### YOUR OBJECTIVE
Wherever the string "time" appears in the listing, copy that line.

------ INPUT MATERIAL ------

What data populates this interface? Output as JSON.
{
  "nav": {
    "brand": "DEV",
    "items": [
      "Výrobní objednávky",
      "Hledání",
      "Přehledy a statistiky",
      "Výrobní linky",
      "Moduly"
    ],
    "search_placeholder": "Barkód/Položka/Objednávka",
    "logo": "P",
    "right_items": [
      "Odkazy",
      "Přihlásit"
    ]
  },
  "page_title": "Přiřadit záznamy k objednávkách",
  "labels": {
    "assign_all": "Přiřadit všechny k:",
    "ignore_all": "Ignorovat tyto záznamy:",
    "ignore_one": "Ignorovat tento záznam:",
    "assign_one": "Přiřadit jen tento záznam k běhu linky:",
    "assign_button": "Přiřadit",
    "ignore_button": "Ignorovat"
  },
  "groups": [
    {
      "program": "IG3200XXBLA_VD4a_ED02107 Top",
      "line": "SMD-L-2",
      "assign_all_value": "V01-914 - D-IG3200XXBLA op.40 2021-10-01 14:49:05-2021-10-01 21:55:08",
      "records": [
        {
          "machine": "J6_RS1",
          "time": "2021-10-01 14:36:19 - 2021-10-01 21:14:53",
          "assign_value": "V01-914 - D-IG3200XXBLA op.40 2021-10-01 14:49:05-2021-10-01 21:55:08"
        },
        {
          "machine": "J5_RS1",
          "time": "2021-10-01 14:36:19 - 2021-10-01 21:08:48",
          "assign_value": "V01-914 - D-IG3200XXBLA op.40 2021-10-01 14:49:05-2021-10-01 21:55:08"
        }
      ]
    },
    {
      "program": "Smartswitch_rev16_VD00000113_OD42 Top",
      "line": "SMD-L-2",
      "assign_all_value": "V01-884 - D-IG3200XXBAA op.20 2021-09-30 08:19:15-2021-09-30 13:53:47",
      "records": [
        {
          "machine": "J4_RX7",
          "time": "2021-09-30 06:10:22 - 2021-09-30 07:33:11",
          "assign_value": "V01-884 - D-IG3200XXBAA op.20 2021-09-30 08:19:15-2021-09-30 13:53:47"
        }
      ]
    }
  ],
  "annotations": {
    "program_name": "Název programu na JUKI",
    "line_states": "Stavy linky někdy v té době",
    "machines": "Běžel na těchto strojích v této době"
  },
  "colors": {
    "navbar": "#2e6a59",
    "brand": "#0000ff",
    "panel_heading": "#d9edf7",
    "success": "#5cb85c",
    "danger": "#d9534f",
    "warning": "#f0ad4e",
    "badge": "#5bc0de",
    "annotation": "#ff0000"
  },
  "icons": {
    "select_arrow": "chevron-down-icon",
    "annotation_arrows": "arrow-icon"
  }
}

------

### EXERCISE SOLUTION
          "time": "2021-10-01 14:36:19 - 2021-10-01 21:14:53",
          "time": "2021-10-01 14:36:19 - 2021-10-01 21:08:48",
          "time": "2021-09-30 06:10:22 - 2021-09-30 07:33:11",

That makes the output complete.